Task instructions
Only the lines from the one containing "Parse this screenshot: output" through the end of the data are wanted, reproduced exactly and without pictures.

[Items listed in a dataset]

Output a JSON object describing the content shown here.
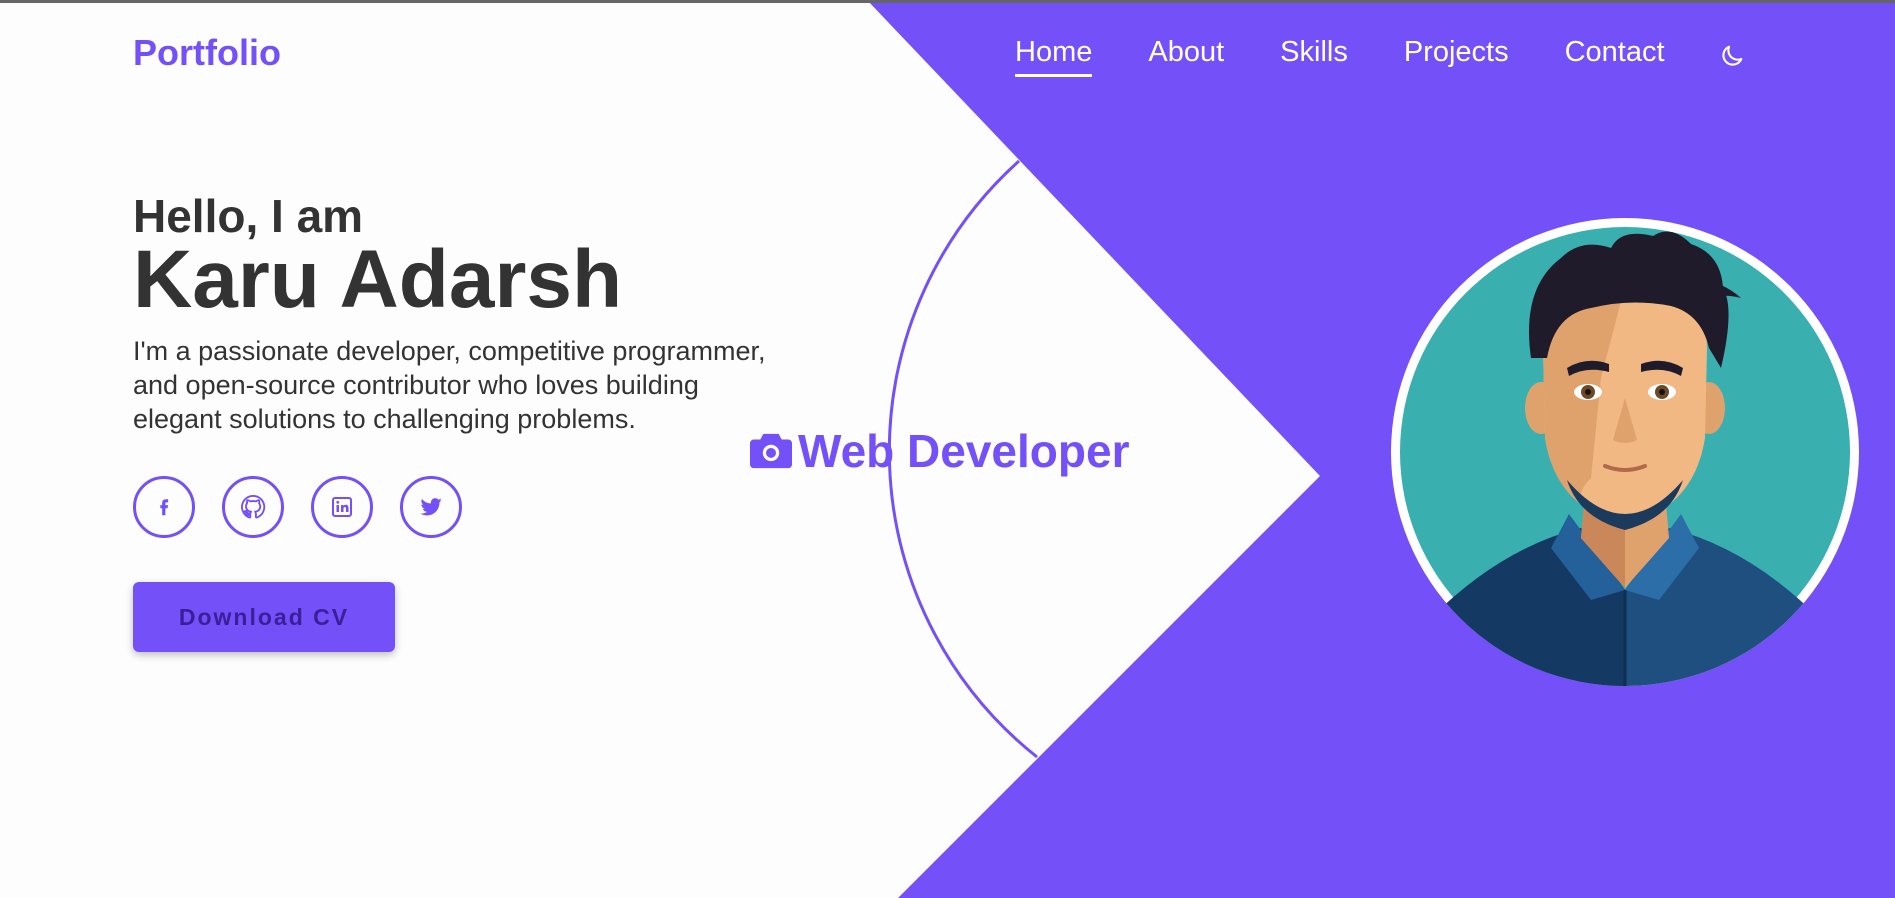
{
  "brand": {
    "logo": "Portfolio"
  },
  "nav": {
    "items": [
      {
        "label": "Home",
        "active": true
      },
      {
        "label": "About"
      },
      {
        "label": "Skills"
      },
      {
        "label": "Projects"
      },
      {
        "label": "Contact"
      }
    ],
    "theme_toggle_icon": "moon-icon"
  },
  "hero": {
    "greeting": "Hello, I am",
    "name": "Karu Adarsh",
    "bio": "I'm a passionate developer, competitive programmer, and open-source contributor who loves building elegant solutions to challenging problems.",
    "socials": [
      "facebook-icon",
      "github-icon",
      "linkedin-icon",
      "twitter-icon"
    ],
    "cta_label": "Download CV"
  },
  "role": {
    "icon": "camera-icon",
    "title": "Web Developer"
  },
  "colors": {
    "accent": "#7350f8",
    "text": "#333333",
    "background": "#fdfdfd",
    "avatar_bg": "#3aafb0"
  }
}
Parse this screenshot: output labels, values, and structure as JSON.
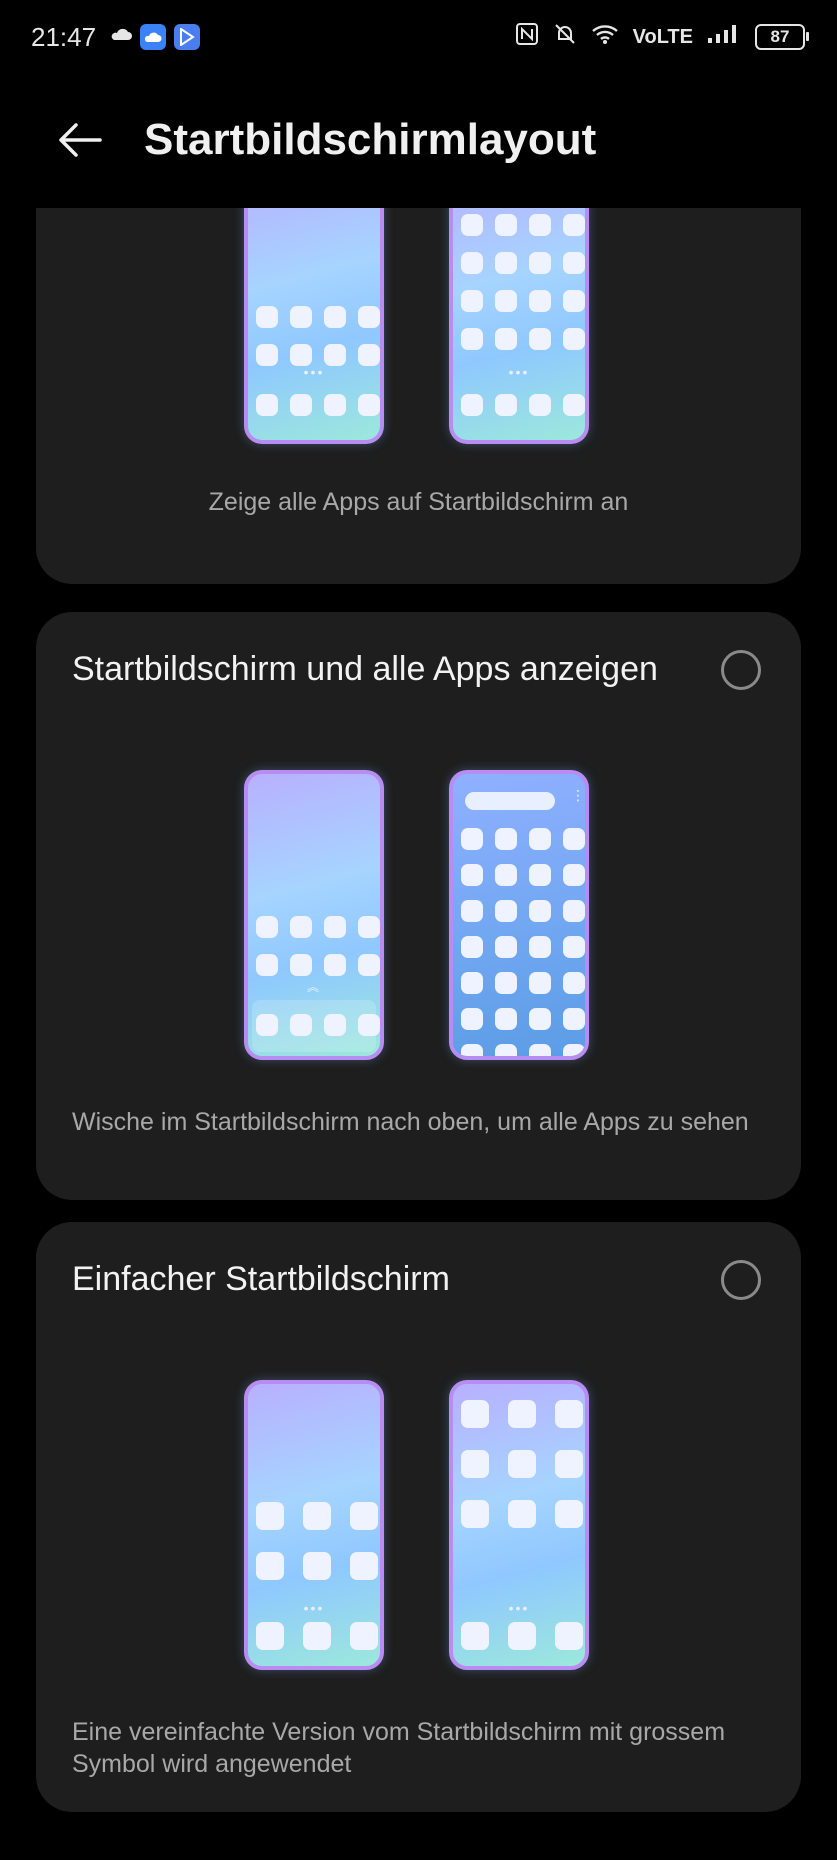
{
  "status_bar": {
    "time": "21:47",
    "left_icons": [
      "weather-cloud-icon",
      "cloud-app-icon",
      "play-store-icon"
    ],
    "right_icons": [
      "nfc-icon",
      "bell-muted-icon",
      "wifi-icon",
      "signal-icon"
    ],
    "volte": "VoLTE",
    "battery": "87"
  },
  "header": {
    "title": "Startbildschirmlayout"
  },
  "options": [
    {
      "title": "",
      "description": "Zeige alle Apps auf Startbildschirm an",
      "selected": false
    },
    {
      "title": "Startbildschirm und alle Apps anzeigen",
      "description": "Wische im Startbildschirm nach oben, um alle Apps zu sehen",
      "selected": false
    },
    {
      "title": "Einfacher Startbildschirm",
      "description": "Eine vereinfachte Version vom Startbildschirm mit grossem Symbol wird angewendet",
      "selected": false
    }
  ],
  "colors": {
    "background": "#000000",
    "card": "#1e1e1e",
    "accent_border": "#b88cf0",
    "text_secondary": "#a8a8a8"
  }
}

Written solution
Parse this screenshot: output labels, values, and structure as JSON.
{
  "status_bar": {
    "time": "21:47",
    "left_icons": [
      "weather-cloud-icon",
      "cloud-app-icon",
      "play-store-icon"
    ],
    "right_icons": [
      "nfc-icon",
      "bell-muted-icon",
      "wifi-icon",
      "signal-icon"
    ],
    "volte": "VoLTE",
    "battery": "87"
  },
  "header": {
    "title": "Startbildschirmlayout"
  },
  "options": [
    {
      "title": "",
      "description": "Zeige alle Apps auf Startbildschirm an",
      "selected": false
    },
    {
      "title": "Startbildschirm und alle Apps anzeigen",
      "description": "Wische im Startbildschirm nach oben, um alle Apps zu sehen",
      "selected": false
    },
    {
      "title": "Einfacher Startbildschirm",
      "description": "Eine vereinfachte Version vom Startbildschirm mit grossem Symbol wird angewendet",
      "selected": false
    }
  ],
  "colors": {
    "background": "#000000",
    "card": "#1e1e1e",
    "accent_border": "#b88cf0",
    "text_secondary": "#a8a8a8"
  }
}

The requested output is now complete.